- Your goal -
Make an exact copy of the lines from the one containing "Enumerate this screenshot's content" to the end of the records below, and leave out everything else.

- Records for this task -
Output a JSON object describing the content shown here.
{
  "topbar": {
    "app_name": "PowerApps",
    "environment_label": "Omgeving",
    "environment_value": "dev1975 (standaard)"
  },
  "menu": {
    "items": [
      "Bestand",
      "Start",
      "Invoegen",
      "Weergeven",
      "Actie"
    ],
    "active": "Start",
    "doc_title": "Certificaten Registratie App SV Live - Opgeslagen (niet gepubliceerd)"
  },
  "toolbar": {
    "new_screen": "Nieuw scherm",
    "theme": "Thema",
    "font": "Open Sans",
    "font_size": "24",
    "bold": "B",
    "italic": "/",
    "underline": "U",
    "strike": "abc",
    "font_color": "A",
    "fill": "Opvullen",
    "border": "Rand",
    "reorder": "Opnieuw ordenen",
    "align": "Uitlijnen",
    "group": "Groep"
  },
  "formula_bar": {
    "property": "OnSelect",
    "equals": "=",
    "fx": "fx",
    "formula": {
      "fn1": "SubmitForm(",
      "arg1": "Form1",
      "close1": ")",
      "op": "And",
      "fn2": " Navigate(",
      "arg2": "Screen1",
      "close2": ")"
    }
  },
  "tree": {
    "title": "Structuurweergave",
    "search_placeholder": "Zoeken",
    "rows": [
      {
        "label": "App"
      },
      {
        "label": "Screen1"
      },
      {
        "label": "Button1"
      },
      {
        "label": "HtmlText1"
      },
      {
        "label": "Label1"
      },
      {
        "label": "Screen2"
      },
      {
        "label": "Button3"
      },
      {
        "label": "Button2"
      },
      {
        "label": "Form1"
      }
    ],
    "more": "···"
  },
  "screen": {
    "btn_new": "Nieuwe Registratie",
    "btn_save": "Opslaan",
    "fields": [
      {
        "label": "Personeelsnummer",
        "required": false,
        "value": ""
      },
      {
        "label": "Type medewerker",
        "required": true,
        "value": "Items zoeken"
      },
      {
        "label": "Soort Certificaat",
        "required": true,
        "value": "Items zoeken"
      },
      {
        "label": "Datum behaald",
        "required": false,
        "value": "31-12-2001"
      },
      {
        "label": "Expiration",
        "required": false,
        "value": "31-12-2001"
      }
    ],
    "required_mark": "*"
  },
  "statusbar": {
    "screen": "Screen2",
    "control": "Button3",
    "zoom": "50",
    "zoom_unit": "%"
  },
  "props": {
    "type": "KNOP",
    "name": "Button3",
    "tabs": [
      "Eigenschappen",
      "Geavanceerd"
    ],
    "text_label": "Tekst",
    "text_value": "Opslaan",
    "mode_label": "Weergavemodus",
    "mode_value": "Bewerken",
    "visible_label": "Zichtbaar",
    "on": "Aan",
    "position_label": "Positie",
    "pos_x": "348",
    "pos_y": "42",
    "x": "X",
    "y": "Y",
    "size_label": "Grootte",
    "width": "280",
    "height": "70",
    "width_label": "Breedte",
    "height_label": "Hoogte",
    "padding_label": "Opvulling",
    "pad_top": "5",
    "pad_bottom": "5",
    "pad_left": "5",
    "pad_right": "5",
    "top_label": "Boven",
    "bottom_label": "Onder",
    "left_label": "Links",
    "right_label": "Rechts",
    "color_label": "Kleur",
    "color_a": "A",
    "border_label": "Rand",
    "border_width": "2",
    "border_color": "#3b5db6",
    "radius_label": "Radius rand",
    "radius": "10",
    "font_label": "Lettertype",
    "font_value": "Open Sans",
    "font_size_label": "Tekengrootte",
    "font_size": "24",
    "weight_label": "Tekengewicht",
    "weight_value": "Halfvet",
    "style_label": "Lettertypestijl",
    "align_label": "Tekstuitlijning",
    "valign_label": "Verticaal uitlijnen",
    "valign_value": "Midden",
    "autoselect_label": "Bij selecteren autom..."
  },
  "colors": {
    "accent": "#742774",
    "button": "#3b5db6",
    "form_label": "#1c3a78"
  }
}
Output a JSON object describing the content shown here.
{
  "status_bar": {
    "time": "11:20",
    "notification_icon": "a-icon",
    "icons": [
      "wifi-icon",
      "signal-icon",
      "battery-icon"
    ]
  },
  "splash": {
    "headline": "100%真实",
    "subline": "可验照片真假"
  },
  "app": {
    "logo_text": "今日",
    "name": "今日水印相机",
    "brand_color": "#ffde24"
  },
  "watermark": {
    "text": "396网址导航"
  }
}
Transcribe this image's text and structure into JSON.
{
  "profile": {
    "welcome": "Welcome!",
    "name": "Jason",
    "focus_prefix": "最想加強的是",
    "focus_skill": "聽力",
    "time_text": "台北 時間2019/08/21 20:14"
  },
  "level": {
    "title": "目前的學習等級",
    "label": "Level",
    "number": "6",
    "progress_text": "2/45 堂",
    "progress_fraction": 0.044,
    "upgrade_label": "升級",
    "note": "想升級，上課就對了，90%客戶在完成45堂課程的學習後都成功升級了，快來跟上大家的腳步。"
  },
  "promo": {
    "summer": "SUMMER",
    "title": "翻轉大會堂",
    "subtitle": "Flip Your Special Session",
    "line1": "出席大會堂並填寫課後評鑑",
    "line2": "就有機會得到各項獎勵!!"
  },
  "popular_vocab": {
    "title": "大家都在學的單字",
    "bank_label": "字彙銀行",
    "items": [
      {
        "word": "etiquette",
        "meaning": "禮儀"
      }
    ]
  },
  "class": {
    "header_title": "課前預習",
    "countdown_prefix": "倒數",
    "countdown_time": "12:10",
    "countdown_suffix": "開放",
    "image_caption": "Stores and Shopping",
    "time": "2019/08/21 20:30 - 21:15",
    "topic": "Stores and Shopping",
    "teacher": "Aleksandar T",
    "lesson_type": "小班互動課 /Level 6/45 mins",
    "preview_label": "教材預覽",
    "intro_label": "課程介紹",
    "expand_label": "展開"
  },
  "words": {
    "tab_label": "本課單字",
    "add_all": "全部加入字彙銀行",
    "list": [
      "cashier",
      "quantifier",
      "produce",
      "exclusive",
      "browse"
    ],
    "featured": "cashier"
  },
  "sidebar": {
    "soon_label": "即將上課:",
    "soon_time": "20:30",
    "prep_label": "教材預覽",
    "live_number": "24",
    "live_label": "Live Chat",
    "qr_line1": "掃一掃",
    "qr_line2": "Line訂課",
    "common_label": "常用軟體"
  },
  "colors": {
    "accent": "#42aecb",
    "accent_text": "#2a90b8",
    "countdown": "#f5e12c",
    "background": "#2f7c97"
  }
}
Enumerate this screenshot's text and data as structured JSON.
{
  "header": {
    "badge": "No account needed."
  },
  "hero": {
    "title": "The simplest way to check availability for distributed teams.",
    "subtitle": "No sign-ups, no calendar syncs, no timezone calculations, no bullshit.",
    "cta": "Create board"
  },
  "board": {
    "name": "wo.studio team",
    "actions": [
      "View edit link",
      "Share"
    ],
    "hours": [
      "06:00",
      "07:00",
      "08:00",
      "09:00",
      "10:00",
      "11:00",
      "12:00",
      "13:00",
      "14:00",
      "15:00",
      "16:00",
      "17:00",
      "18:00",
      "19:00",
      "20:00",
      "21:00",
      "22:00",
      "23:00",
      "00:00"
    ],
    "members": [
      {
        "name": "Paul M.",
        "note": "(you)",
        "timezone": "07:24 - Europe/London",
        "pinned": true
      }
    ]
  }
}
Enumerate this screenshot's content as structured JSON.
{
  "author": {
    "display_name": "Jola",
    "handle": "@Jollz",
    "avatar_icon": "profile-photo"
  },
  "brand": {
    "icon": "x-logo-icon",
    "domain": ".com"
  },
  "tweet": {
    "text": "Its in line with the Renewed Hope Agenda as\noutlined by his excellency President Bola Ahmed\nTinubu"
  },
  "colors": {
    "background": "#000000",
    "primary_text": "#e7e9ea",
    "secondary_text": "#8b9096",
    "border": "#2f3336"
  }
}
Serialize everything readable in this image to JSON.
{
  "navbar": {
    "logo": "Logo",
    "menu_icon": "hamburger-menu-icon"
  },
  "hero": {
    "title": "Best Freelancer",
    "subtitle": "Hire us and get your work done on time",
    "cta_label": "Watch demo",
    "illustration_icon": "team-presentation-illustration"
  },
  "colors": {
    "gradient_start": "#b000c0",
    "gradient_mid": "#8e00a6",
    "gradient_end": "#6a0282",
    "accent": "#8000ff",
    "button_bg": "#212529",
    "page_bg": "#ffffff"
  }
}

- Written solution -
Enumerate this screenshot's content as structured JSON.
{
  "author": {
    "display_name": "Jola",
    "handle": "@Jollz",
    "avatar_icon": "profile-photo"
  },
  "brand": {
    "icon": "x-logo-icon",
    "domain": ".com"
  },
  "tweet": {
    "text": "Its in line with the Renewed Hope Agenda as\noutlined by his excellency President Bola Ahmed\nTinubu"
  },
  "colors": {
    "background": "#000000",
    "primary_text": "#e7e9ea",
    "secondary_text": "#8b9096",
    "border": "#2f3336"
  }
}
Serialize everything readable in this image to JSON.
{
  "navbar": {
    "logo": "Logo",
    "menu_icon": "hamburger-menu-icon"
  },
  "hero": {
    "title": "Best Freelancer",
    "subtitle": "Hire us and get your work done on time",
    "cta_label": "Watch demo",
    "illustration_icon": "team-presentation-illustration"
  },
  "colors": {
    "gradient_start": "#b000c0",
    "gradient_mid": "#8e00a6",
    "gradient_end": "#6a0282",
    "accent": "#8000ff",
    "button_bg": "#212529",
    "page_bg": "#ffffff"
  }
}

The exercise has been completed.